|International Classification||G06F13/24, G06F9/46|
|Cooperative Classification||G06F9/485, G06F9/4812|
|European Classification||G06F9/48C4P, G06F9/48C2|
|Dec 1, 2005||AS||Assignment|
Owner name: INTERNATIONAL BUISNESS MACHINES CORPORATION, NEW Y
Free format text: ASSIGNMENT OF ASSIGNORS INTEREST;ASSIGNORS:HEFFLEY, DANIEL ANSON;KO, WENJENG;SONG, CHENG-CHUNG;REEL/FRAME:017317/0962;SIGNING DATES FROM 20051129 TO 20051130
|Feb 6, 2015||REMI||Maintenance fee reminder mailed|

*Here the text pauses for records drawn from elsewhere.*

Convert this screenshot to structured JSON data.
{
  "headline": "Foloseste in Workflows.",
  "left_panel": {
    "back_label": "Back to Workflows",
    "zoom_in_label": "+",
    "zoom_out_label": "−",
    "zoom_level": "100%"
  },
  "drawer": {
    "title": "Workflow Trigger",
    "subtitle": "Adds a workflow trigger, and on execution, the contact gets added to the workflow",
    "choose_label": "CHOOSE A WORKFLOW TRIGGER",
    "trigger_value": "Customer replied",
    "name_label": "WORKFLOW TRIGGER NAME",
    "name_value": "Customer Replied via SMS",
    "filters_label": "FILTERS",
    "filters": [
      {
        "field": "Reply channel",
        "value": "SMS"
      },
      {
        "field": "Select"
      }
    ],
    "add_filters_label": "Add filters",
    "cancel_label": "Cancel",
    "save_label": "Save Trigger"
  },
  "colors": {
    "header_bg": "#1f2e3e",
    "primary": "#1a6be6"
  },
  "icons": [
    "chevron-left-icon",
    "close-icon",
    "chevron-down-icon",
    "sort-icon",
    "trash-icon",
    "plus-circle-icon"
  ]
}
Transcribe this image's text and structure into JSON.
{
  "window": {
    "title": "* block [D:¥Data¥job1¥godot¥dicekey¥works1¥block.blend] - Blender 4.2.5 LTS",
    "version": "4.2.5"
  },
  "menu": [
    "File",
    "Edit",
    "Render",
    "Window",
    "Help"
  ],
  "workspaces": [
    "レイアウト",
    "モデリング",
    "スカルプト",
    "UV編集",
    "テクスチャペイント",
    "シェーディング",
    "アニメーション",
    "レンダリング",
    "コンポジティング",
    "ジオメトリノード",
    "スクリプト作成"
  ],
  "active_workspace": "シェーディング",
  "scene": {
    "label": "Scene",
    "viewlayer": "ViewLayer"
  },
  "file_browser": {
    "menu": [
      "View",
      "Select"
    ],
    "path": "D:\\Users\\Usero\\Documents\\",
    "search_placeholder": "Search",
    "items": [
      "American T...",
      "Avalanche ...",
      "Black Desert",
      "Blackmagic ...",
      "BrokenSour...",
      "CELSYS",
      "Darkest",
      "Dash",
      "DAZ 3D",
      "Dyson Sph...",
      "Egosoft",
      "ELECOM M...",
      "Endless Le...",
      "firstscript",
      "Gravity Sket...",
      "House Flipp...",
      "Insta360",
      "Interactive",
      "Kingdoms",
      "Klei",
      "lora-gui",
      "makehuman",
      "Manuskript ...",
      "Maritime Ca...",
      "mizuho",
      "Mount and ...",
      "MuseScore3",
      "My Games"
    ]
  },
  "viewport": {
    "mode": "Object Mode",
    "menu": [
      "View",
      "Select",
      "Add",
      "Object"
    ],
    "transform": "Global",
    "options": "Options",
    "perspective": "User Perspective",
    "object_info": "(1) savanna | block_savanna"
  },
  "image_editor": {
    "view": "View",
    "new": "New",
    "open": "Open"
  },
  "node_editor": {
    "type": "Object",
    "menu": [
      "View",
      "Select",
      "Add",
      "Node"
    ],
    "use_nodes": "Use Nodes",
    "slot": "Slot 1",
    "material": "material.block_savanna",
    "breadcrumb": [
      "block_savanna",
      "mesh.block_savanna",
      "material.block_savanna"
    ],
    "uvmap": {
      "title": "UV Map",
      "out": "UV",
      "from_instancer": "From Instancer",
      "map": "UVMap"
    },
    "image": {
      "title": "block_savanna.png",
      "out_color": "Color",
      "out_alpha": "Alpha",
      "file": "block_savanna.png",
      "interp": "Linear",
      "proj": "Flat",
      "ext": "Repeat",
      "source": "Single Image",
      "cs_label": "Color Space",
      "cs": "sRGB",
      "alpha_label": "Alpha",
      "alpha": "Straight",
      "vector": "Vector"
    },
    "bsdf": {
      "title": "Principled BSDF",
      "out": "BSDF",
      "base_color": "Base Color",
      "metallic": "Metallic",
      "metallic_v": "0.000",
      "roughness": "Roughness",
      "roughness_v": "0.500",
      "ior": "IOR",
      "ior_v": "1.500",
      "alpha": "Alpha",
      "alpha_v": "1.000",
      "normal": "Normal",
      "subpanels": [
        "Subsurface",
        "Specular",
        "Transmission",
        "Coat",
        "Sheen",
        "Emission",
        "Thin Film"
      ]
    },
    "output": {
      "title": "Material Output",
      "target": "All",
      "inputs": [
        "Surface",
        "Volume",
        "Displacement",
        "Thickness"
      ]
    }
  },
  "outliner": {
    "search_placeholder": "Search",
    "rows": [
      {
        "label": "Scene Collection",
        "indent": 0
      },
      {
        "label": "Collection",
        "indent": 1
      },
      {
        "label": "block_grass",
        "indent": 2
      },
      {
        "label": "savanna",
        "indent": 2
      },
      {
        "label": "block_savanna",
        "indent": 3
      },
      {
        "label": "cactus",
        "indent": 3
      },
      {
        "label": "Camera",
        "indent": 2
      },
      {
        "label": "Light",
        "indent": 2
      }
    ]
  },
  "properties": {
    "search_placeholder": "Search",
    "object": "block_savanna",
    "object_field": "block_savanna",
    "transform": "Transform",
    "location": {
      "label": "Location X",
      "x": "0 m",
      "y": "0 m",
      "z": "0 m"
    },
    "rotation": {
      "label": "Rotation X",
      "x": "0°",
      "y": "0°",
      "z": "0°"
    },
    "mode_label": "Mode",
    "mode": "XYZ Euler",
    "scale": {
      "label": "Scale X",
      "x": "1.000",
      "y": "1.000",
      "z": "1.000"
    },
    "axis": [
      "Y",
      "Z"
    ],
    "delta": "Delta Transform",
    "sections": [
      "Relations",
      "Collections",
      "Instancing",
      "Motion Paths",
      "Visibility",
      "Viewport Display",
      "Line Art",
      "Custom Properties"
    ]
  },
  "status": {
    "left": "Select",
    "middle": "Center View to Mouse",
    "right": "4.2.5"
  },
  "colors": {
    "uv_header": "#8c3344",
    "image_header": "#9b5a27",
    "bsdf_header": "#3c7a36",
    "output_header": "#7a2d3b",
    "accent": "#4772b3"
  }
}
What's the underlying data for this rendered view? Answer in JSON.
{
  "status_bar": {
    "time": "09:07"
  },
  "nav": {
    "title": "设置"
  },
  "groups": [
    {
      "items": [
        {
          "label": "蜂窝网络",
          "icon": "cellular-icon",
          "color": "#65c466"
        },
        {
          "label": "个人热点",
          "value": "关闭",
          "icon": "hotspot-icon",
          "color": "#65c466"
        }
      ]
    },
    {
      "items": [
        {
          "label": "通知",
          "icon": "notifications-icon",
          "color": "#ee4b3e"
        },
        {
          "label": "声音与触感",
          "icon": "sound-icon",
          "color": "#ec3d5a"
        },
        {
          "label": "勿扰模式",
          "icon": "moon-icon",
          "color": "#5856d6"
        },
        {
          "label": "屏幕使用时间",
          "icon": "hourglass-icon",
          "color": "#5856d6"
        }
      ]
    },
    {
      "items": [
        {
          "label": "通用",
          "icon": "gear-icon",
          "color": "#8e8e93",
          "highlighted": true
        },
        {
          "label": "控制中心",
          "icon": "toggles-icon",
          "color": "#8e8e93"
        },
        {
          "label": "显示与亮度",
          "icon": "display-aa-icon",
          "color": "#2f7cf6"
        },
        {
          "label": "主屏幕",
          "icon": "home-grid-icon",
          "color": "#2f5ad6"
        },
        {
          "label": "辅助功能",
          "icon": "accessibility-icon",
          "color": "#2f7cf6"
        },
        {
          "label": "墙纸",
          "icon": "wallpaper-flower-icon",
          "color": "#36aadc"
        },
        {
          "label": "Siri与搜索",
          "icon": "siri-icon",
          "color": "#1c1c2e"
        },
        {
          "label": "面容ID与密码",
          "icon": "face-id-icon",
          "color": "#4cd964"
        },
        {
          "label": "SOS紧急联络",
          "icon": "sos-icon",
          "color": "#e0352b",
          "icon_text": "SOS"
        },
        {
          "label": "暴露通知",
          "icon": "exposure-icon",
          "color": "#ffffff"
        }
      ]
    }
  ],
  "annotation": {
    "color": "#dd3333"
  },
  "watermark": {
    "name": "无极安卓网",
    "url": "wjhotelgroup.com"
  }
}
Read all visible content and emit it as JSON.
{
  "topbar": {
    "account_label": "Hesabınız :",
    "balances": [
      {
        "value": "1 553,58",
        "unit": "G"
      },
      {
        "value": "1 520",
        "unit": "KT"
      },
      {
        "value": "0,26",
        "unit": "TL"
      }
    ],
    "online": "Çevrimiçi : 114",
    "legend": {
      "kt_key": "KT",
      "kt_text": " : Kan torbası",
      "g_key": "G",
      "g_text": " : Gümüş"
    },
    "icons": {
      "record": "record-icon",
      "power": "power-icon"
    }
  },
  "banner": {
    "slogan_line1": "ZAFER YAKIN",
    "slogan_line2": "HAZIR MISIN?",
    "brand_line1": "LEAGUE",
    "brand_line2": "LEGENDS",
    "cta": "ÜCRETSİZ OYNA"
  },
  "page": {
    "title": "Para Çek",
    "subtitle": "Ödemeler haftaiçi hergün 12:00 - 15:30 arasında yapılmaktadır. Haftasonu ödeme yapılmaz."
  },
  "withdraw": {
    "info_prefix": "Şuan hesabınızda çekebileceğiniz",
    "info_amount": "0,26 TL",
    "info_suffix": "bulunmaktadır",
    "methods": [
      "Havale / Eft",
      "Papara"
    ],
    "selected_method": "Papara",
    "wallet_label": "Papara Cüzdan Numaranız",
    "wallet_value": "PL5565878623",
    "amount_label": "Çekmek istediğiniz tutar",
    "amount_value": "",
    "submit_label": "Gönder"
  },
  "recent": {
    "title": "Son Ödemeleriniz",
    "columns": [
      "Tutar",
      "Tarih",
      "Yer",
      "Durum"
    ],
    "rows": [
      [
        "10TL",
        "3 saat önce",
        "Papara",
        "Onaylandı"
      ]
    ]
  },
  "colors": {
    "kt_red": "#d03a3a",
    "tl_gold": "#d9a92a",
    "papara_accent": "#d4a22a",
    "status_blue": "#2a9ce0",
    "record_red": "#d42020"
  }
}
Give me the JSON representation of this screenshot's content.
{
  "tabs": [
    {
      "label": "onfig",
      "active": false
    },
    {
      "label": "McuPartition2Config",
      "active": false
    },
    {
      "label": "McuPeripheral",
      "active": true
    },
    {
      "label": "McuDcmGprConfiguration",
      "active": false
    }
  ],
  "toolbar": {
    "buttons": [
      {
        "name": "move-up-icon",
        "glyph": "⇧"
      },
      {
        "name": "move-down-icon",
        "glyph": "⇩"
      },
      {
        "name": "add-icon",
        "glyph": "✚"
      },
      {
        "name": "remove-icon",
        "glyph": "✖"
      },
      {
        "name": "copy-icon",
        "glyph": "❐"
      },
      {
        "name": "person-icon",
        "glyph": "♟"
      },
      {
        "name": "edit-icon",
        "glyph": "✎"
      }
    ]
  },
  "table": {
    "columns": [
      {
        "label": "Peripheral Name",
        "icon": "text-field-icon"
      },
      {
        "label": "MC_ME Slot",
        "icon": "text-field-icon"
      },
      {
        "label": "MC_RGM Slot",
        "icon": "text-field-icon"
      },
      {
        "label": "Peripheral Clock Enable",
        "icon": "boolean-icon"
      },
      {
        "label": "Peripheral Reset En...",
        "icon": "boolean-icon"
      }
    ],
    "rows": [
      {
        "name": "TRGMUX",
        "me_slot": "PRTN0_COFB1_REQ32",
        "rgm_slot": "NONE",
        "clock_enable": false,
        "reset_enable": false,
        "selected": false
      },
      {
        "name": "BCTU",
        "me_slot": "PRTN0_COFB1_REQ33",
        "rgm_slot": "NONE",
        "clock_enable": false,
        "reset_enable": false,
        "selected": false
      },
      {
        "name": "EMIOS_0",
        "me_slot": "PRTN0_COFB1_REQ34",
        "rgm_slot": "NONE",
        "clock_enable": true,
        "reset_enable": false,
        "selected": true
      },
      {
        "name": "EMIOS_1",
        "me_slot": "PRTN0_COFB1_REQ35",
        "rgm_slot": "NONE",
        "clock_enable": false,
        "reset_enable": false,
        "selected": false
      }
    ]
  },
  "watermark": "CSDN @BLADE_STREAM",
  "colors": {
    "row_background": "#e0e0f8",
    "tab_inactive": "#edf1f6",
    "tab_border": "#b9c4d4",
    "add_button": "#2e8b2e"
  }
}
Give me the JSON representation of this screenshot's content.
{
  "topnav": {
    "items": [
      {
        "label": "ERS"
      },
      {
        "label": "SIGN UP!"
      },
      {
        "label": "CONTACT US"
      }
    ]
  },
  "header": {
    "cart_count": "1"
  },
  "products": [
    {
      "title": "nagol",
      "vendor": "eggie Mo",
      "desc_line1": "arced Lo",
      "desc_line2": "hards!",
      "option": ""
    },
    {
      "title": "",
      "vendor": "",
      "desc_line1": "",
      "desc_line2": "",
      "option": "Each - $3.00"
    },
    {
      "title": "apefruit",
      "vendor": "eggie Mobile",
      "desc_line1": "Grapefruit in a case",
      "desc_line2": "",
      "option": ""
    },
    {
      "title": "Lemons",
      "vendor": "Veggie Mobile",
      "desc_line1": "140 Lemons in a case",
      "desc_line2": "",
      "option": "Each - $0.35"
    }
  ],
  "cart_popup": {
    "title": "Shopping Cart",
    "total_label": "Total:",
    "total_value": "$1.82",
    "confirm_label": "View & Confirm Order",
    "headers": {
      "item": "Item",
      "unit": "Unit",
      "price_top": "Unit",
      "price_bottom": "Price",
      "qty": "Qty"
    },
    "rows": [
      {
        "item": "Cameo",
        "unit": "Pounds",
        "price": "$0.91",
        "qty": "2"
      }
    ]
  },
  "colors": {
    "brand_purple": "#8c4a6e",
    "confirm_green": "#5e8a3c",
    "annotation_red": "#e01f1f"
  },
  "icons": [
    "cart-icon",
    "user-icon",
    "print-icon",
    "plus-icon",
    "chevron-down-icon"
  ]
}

|Jun 28, 2015||LAPS||Lapse for failure to pay maintenance fees|